They meet Ailandoo, the egg seller, who gives them each eggs as a welcome gift and for greeting him respectfully. They also meet the fruit seller, Mma Mbongo, who sells their grandmother delicious fruits they have never tasted before.

Cover Illustration from Kugi Loves Languages and where Ailandoo gives the Kugi and his brother eggs as a welcome gift.

In these encounters they understand little of the conversations that exchange between their great- granny and the sellers but learn that the languages used are Somali and Swahili. However, with the help of their grandmother and mother as translators Kugi learns that he enjoys learning new languages.
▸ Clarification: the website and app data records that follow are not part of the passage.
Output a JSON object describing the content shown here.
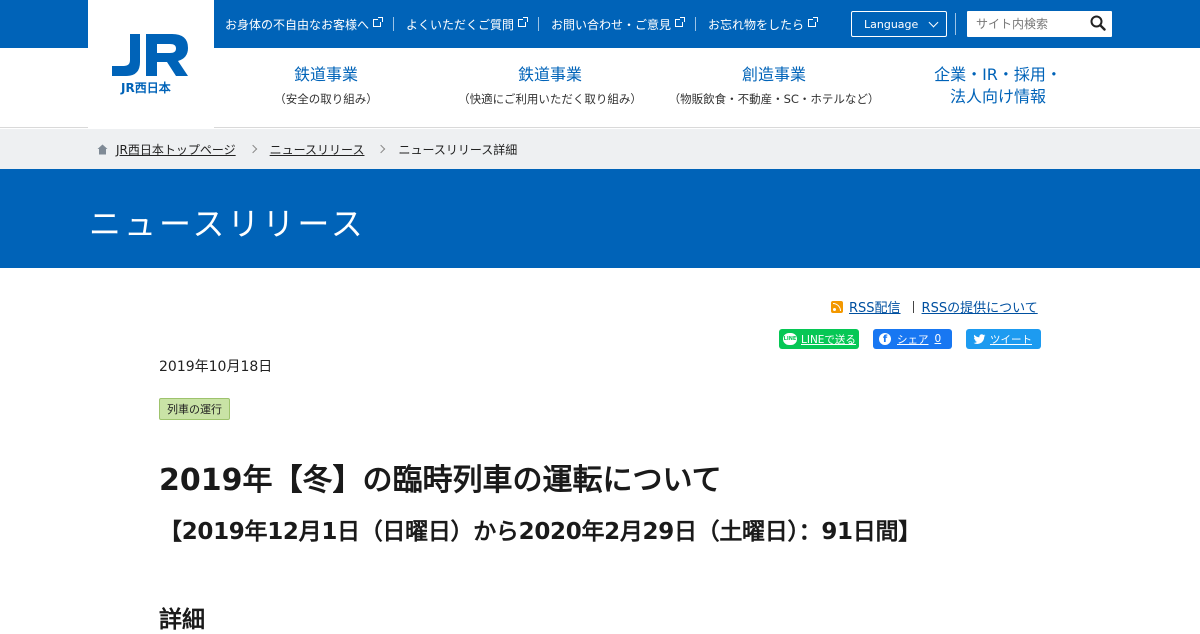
{
  "logo": {
    "text": "JR西日本"
  },
  "header": {
    "utility_links": [
      {
        "label": "お身体の不自由なお客様へ"
      },
      {
        "label": "よくいただくご質問"
      },
      {
        "label": "お問い合わせ・ご意見"
      },
      {
        "label": "お忘れ物をしたら"
      }
    ],
    "language_label": "Language",
    "search_placeholder": "サイト内検索"
  },
  "nav": {
    "items": [
      {
        "title": "鉄道事業",
        "sub": "（安全の取り組み）"
      },
      {
        "title": "鉄道事業",
        "sub": "（快適にご利用いただく取り組み）"
      },
      {
        "title": "創造事業",
        "sub": "（物販飲食・不動産・SC・ホテルなど）"
      },
      {
        "title_line1": "企業・IR・採用・",
        "title_line2": "法人向け情報"
      }
    ]
  },
  "breadcrumb": {
    "items": [
      {
        "label": "JR西日本トップページ"
      },
      {
        "label": "ニュースリリース"
      }
    ],
    "current": "ニュースリリース詳細"
  },
  "hero": {
    "title": "ニュースリリース"
  },
  "rss": {
    "feed_label": "RSS配信",
    "about_label": "RSSの提供について"
  },
  "share": {
    "line_label": "LINEで送る",
    "line_badge": "LINE",
    "fb_label": "シェア",
    "fb_count": "0",
    "tw_label": "ツイート"
  },
  "article": {
    "date": "2019年10月18日",
    "tag": "列車の運行",
    "title": "2019年【冬】の臨時列車の運転について",
    "subtitle": "【2019年12月1日（日曜日）から2020年2月29日（土曜日）：91日間】",
    "section_heading": "詳細"
  },
  "colors": {
    "brand_blue": "#0063b8",
    "breadcrumb_bg": "#eef0f2",
    "tag_bg": "#c9e3a6",
    "line_green": "#06c755",
    "fb_blue": "#1877f2",
    "tw_blue": "#1d9bf0",
    "rss_orange": "#f39800"
  }
}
To help the reader remember and learn these words, a useful list with their origins can be found at the end of the story.  Generally speaking this is a generous and positive story that introduces several new cultural ideas through an everyday encounter in Kenya. Kugi Loves Languages is just one story that form part of the Kugi  Series which began with Kugi when he is a baby with  Kugi älska Alfabetet. Each book features a slightly older Kugi as he encounters life forming events.

Three of the titles from the Kugi series showcasing titles in Swedish and Somali

 

Ali’s books reach a broad audience and advocate for intercultural respect, tolerance and understanding. You can purchase Abbyan Ali’s books directly from her at a lower cost compared to online bookstores via her website as both e-books and print books. Otherwise borrow them from you local library!
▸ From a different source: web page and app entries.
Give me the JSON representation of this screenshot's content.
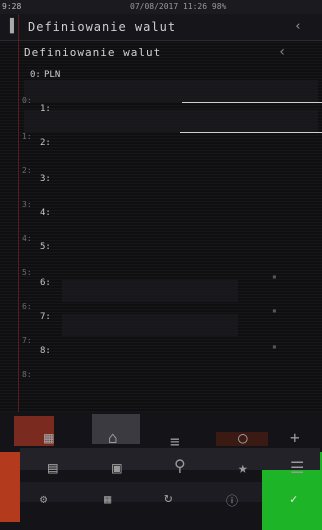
{
  "status_bar": {
    "left": "9:28",
    "center": "07/08/2017 11:26 98%"
  },
  "titlebar": {
    "title": "Definiowanie walut",
    "back_icon": "back-arrow-icon"
  },
  "subtitle": {
    "text": "Definiowanie walut",
    "back_icon": "chevron-left-icon"
  },
  "rows": [
    {
      "num": "0:",
      "code": "PLN"
    },
    {
      "num": "1:",
      "code": ""
    },
    {
      "num": "2:",
      "code": ""
    },
    {
      "num": "3:",
      "code": ""
    },
    {
      "num": "4:",
      "code": ""
    },
    {
      "num": "5:",
      "code": ""
    },
    {
      "num": "6:",
      "code": ""
    },
    {
      "num": "7:",
      "code": ""
    },
    {
      "num": "8:",
      "code": ""
    }
  ],
  "ghost_row_labels": [
    "0:",
    "1:",
    "2:",
    "3:",
    "4:",
    "5:",
    "6:",
    "7:",
    "8:"
  ],
  "colors": {
    "red_tile": "#c0392b",
    "green_tile": "#1fd12a",
    "accent_line": "#7a1f1f"
  },
  "nav_icons": [
    "grid-icon",
    "home-icon",
    "search-icon",
    "star-icon",
    "menu-icon"
  ]
}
A final nod to the Summer School

The New Narratives Summer School at MIF was an intense and “lärorik” experience that MeR is grateful to have been invited to attend. In an attempt to share some more of the knowledge with you, to follow are short descriptions with relevant links of the other presentations made:
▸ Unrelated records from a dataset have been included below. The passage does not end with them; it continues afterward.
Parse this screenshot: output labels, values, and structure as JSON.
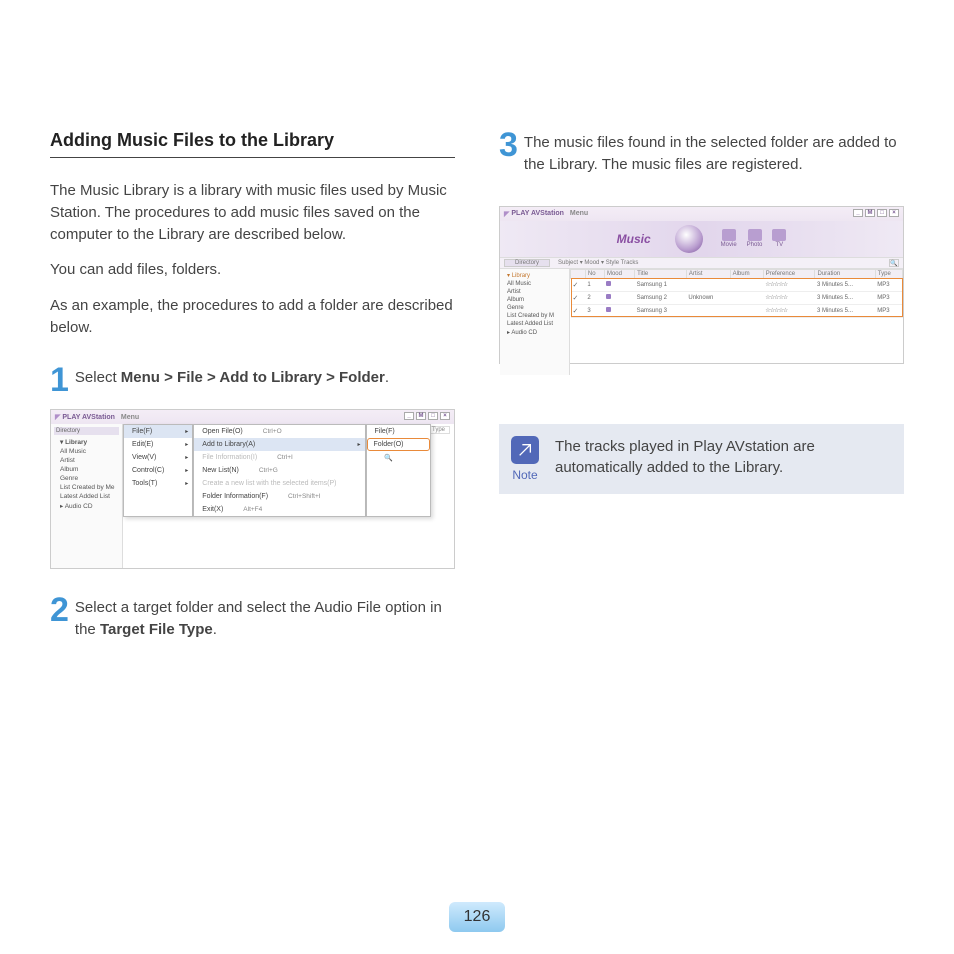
{
  "page_number": "126",
  "left": {
    "title": "Adding Music Files to the Library",
    "intro1": "The Music Library is a library with music files used by Music Station. The procedures to add music files saved on the computer to the Library are described below.",
    "intro2": "You can add files, folders.",
    "intro3": "As an example, the procedures to add a folder are described below.",
    "step1": {
      "num": "1",
      "prefix": "Select ",
      "bold": "Menu > File > Add to Library > Folder",
      "suffix": "."
    },
    "screenshot1": {
      "app_title": "PLAY AVStation",
      "menu_label": "Menu",
      "win_buttons": [
        "_",
        "M",
        "□",
        "×"
      ],
      "directory_label": "Directory",
      "sidebar": [
        "Library",
        "All Music",
        "Artist",
        "Album",
        "Genre",
        "List Created by Me",
        "Latest Added List",
        "Audio CD"
      ],
      "list_headers": [
        "...",
        "Type"
      ],
      "menu1": [
        "File(F)",
        "Edit(E)",
        "View(V)",
        "Control(C)",
        "Tools(T)"
      ],
      "menu2": [
        {
          "label": "Open File(O)",
          "kb": "Ctrl+O"
        },
        {
          "label": "Add to Library(A)",
          "sel": true,
          "arrow": true
        },
        {
          "label": "File Information(I)",
          "kb": "Ctrl+I",
          "dim": true
        },
        {
          "label": "New List(N)",
          "kb": "Ctrl+G"
        },
        {
          "label": "Create a new list with the selected items(P)",
          "dim": true
        },
        {
          "label": "Folder Information(F)",
          "kb": "Ctrl+Shift+I"
        },
        {
          "label": "Exit(X)",
          "kb": "Alt+F4"
        }
      ],
      "menu3": [
        "File(F)",
        "Folder(O)"
      ]
    },
    "step2": {
      "num": "2",
      "t1": "Select a target folder and select the Audio File option in the ",
      "bold": "Target File Type",
      "t2": "."
    }
  },
  "right": {
    "step3": {
      "num": "3",
      "text": "The music files found in the selected folder are added to the Library. The music files are registered."
    },
    "screenshot2": {
      "app_title": "PLAY AVStation",
      "menu_label": "Menu",
      "win_buttons": [
        "_",
        "M",
        "□",
        "×"
      ],
      "banner_title": "Music",
      "nav": [
        "Movie",
        "Photo",
        "TV"
      ],
      "directory_label": "Directory",
      "toolbar": "Subject ▾   Mood ▾   Style   Tracks",
      "sidebar": [
        "Library",
        "All Music",
        "Artist",
        "Album",
        "Genre",
        "List Created by M",
        "Latest Added List",
        "Audio CD"
      ],
      "columns": [
        "",
        "No",
        "Mood",
        "Title",
        "Artist",
        "Album",
        "Preference",
        "Duration",
        "Type"
      ],
      "rows": [
        {
          "no": "1",
          "title": "Samsung 1",
          "artist": "",
          "album": "",
          "dur": "3 Minutes 5...",
          "type": "MP3"
        },
        {
          "no": "2",
          "title": "Samsung 2",
          "artist": "Unknown",
          "album": "",
          "dur": "3 Minutes 5...",
          "type": "MP3"
        },
        {
          "no": "3",
          "title": "Samsung 3",
          "artist": "",
          "album": "",
          "dur": "3 Minutes 5...",
          "type": "MP3"
        }
      ]
    },
    "note": {
      "label": "Note",
      "text": "The tracks played in Play AVstation are automatically added to the Library."
    }
  }
}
  • Araba Evelyn Johnston-Arthur, an  activist (PAMOJA), curator, and currently a lecturer at Howard University (Washington D.C)  writing about the systemic silencing of the resistance by the African Diaspora during the 50’s in Vienna. She discussed the importance of (un)silencing as a means to allowing alternatives narratives take space in order to counteract systemic racism and other forms of marginalisation.  See more .
  • Trifa Shakey, told of her bold initiative,  Ain’t I A Woman, that worked to change Swedish legislation to protect un-document paperless woman from abuse. Read more .
  • Lawen Mohtadi,  told of her experience of her discovery of  legacy of Katarina Taikon hidden in the archives of the media agency she was working for at the time. Find out more , read the book, watch the film (based on the book).
  • Léo Custódio,  generates alternative media narratives of the Favelas of Brasil through his Media Activism initiative – Anti Racist Media Activist Alliance  (ARMA)- watch the film ,  see the website  and read the book
  • Adrian Perera spoke of the professional marginalisation he experienced at the hands of  various actors within the Swedish and Finnish literary circuit due to writing about the theme of immigration in his Poem White Monkey (Read it if you have not!).
  • Thuli Gamedze, Fine Artist and writer,  talked  about the experience of being a student during the Rhodes Must Fall movement which was the instigator to the well known Fees Must Fall action in South Africa that essentially concerned the need for a dominant black narrative all these years after apartheid- see more and more and almost all.
  • Breeze Yoko a prolific South African Street and Video Artist currently creating a superhero graphic novel drawing on an a-typical visual style and narrative routed in his personal aesthetic as well as African folk tales –  See more and more and follow.

Photgraphs: Speakers at the New Narratives Summer School left to right: Léo Custódio, Araba Evelyn Johnston-Arthur, Trifa Shakey, Thuli Gamedze, Detaik mural made by Breeze Yoko in Helsinki,  Lawen Mohtadi. Accesed from https://twitter.com/anaisdpedica and http://picbear.online/museumofimpossibleforms

Photograph of Abbyan Ali in the banner accessed from: Photograph of Abbyan Ali Accessed from: https://www.stockholmdirekt.se/kultur/abbyan-alskar-att-beratta-sagor/repqcn!5OcIid@v6er9C3HLYXc0w/